State tallies up costs of N. Grid lockout
$13m in unemployment benefits, plus food stamps, MassHealth
STATE HOUSE NEWS SERVICE
THE FOUR-MONTH LOCKOUT by National Grid of more than 1,200 union gas workers has cost the state millions in lost tax revenue and triggered more than $13 million in unemployment benefits, according to a Baker administration analysis conducted at the request of House Speaker Robert DeLeo.
Administration and Finance Secretary Michael Heffernan responded to the Democratic leader last Friday with a breakdown of the costs of state services being accessed by locked-out gas workers and the impact on tax revenues from lower wages and less spending.
The cost analysis, which was requested by DeLeo earlier this month alongside his call on National Grid to end the lockout, was based on the 1,235 National Grid workers who filed for unemployment insurance after the June 25 lockout.
According to the Department of Unemployment Assistance, those union workers received more than $13.3 million in unemployment benefits through the first week of October. That money comes from a trust fund paid through contributions from Bay State employers.
“Thank you for your inquiry regarding the costs to the Commonwealth as a result of the labor dispute between National Grid and United Steel Workers Locals 12003 and 12012,” Heffernan wrote. “As you noted, this is an unfortunate situation and I share your concern.”

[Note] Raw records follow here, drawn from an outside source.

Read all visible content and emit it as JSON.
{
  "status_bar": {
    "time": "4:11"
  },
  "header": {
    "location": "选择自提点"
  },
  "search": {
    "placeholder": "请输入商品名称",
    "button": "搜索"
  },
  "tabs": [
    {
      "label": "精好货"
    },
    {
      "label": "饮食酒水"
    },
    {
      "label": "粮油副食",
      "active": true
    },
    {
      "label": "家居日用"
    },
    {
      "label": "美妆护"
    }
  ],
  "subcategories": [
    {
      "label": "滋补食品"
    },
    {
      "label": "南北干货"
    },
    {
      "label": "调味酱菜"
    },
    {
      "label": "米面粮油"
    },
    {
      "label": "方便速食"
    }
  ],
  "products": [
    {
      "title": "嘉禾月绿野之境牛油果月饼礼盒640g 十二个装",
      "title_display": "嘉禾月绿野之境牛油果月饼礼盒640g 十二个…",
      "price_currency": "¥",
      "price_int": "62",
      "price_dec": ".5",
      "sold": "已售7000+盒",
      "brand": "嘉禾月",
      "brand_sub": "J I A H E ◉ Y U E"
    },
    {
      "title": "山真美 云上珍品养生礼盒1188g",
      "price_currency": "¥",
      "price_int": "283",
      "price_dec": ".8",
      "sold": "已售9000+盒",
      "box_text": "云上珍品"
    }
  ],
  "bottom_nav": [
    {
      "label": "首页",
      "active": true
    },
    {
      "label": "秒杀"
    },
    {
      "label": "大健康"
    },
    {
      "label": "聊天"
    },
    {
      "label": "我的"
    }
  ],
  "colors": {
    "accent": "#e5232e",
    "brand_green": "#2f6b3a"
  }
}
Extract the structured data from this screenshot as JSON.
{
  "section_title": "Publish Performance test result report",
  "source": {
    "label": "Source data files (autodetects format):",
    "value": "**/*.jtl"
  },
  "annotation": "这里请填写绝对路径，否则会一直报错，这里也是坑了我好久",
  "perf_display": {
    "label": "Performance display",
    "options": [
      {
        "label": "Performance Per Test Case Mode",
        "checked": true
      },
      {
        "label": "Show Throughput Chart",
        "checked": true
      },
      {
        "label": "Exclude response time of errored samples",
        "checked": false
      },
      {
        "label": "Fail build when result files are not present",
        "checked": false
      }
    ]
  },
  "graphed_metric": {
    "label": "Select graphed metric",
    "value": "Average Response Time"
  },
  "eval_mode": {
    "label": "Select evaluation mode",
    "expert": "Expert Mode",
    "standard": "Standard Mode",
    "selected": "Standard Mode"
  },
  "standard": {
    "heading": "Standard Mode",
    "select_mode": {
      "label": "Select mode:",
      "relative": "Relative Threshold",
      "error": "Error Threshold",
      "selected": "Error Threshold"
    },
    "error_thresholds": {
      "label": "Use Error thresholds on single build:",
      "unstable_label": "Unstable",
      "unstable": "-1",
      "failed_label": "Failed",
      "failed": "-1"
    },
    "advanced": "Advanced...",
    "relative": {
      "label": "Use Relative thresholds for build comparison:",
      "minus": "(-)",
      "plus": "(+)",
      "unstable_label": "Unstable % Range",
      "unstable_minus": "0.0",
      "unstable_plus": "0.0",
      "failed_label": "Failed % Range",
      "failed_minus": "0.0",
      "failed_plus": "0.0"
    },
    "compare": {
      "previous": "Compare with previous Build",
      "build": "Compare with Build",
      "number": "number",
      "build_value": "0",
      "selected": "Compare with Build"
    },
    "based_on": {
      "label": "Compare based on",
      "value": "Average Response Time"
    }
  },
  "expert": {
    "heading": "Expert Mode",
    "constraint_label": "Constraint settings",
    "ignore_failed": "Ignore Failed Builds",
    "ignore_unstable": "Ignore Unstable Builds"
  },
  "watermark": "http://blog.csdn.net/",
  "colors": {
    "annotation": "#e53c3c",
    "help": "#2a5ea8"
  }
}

Hefferan told the speaker that in addition to the lockout’s impact on the unemployment insurance trust fund, 100 households representing 340 clients were receiving food stamps in October at a cost of $9,000 a month and 200 families, representing 530 individuals, were enrolled in MassHealth this month at a net cost of $70,000 a month.
Another six households with locked out gas workers were signed up for unsubsidized health insurance coverage through the Health Connector, and 28 households were enrolled in subsidized coverage at cost of $4,580 a month.
Last week, the House referred a bill to committee that would force National Grid to restore health benefits to all locked out workers until contract talks are resolved. The bill, filed by Rep. Jim O’Day back in July, was referred to the Telecommunications, Utilities and Energy Committee, and both DeLeo and House chairman Rep. Thomas Golden said there will be a hearing next month.
“These are avoidable costs to the Commonwealth. The Speaker won’t be satisfied until the workers are back on the job,” DeLeo’s spokeswoman Catherine Williams said.
In addition to the safety net program costs, Heffernan said that the Department of Revenue estimates income tax collections have fallen off $1.5 million to $1.8 million since the end of June when the workers’ salaries were cut.
The Department of Revenue analysis did not account for the tax impact of National Grid hiring and paying replacement gas workers during the lockout.
In his Oct. 2 letter to Heffernan, DeLeo also asked the administration to project out the potential cost to the state should the lockout continue into 2019.“These costs will undoubtedly change going forward,” Heffernan said, depending on when the labor dispute ends and whether some workers obtain other sources of income.
Heffernan said his office will work with the House Committee on Ways and Means “to continue to monitor the costs of the labor dispute and welcome any further input or questions you may have.”